[Website and app data records]
↓

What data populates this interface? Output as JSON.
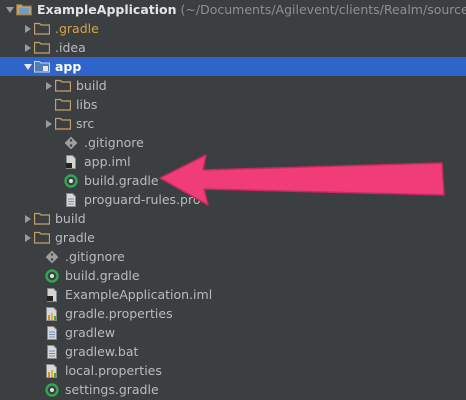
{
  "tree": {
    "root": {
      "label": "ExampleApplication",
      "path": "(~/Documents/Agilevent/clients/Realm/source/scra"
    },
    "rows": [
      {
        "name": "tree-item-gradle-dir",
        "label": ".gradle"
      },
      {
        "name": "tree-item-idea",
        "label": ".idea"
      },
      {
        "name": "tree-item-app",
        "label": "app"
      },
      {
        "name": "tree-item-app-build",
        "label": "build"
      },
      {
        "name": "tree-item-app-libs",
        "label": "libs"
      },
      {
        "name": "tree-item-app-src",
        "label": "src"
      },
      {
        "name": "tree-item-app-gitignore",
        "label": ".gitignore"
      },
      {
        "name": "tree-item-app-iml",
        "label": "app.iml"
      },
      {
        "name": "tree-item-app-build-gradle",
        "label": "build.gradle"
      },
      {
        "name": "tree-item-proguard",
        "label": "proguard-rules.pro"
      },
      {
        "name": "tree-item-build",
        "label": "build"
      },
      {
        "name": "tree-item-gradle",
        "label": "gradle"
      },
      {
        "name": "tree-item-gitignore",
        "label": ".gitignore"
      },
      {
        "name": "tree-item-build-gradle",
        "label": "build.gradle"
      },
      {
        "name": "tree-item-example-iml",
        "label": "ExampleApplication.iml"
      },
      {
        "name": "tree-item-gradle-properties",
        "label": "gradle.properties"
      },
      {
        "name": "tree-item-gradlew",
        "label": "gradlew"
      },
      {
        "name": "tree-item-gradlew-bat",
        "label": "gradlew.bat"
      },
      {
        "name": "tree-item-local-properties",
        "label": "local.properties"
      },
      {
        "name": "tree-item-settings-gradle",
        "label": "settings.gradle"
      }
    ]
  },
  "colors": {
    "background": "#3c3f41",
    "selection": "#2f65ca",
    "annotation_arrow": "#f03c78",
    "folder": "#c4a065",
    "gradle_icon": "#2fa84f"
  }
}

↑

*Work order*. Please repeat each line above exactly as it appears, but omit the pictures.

*Exercise solution*.
What data populates this interface? Output as JSON.
{
  "tree": {
    "root": {
      "label": "ExampleApplication",
      "path": "(~/Documents/Agilevent/clients/Realm/source/scra"
    },
    "rows": [
      {
        "name": "tree-item-gradle-dir",
        "label": ".gradle"
      },
      {
        "name": "tree-item-idea",
        "label": ".idea"
      },
      {
        "name": "tree-item-app",
        "label": "app"
      },
      {
        "name": "tree-item-app-build",
        "label": "build"
      },
      {
        "name": "tree-item-app-libs",
        "label": "libs"
      },
      {
        "name": "tree-item-app-src",
        "label": "src"
      },
      {
        "name": "tree-item-app-gitignore",
        "label": ".gitignore"
      },
      {
        "name": "tree-item-app-iml",
        "label": "app.iml"
      },
      {
        "name": "tree-item-app-build-gradle",
        "label": "build.gradle"
      },
      {
        "name": "tree-item-proguard",
        "label": "proguard-rules.pro"
      },
      {
        "name": "tree-item-build",
        "label": "build"
      },
      {
        "name": "tree-item-gradle",
        "label": "gradle"
      },
      {
        "name": "tree-item-gitignore",
        "label": ".gitignore"
      },
      {
        "name": "tree-item-build-gradle",
        "label": "build.gradle"
      },
      {
        "name": "tree-item-example-iml",
        "label": "ExampleApplication.iml"
      },
      {
        "name": "tree-item-gradle-properties",
        "label": "gradle.properties"
      },
      {
        "name": "tree-item-gradlew",
        "label": "gradlew"
      },
      {
        "name": "tree-item-gradlew-bat",
        "label": "gradlew.bat"
      },
      {
        "name": "tree-item-local-properties",
        "label": "local.properties"
      },
      {
        "name": "tree-item-settings-gradle",
        "label": "settings.gradle"
      }
    ]
  },
  "colors": {
    "background": "#3c3f41",
    "selection": "#2f65ca",
    "annotation_arrow": "#f03c78",
    "folder": "#c4a065",
    "gradle_icon": "#2fa84f"
  }
}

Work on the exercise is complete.